*** Opening of Dataset records ***

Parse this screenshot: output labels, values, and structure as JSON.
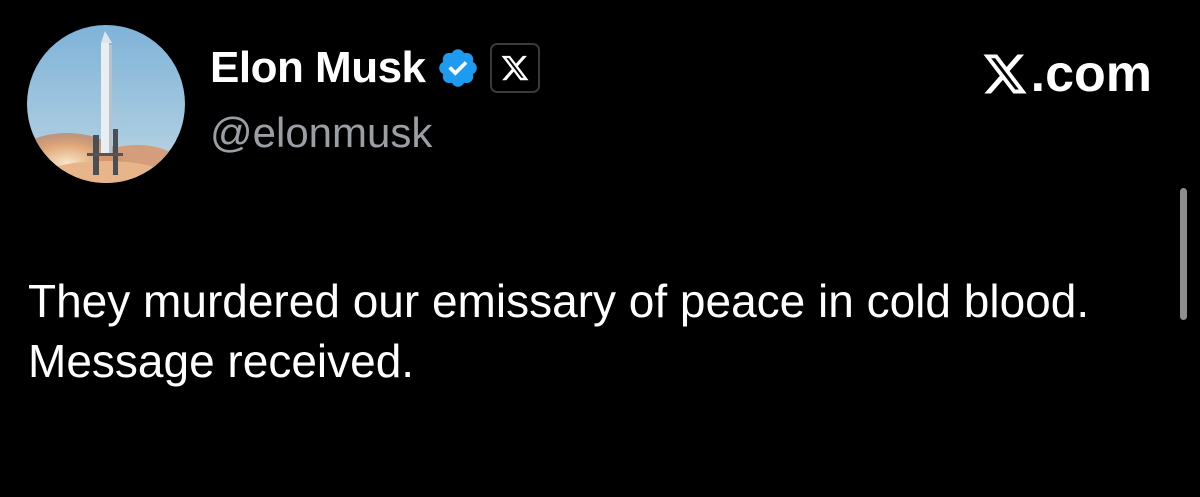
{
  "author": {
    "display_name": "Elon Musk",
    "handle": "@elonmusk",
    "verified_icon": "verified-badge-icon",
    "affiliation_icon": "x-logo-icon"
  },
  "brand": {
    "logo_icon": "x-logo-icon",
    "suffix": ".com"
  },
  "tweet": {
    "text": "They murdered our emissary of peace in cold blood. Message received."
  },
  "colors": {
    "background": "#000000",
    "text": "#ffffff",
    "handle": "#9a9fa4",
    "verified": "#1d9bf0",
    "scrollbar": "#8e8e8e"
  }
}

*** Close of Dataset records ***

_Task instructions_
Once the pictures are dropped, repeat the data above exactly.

_Exercise response_
Parse this screenshot: output labels, values, and structure as JSON.
{
  "author": {
    "display_name": "Elon Musk",
    "handle": "@elonmusk",
    "verified_icon": "verified-badge-icon",
    "affiliation_icon": "x-logo-icon"
  },
  "brand": {
    "logo_icon": "x-logo-icon",
    "suffix": ".com"
  },
  "tweet": {
    "text": "They murdered our emissary of peace in cold blood. Message received."
  },
  "colors": {
    "background": "#000000",
    "text": "#ffffff",
    "handle": "#9a9fa4",
    "verified": "#1d9bf0",
    "scrollbar": "#8e8e8e"
  }
}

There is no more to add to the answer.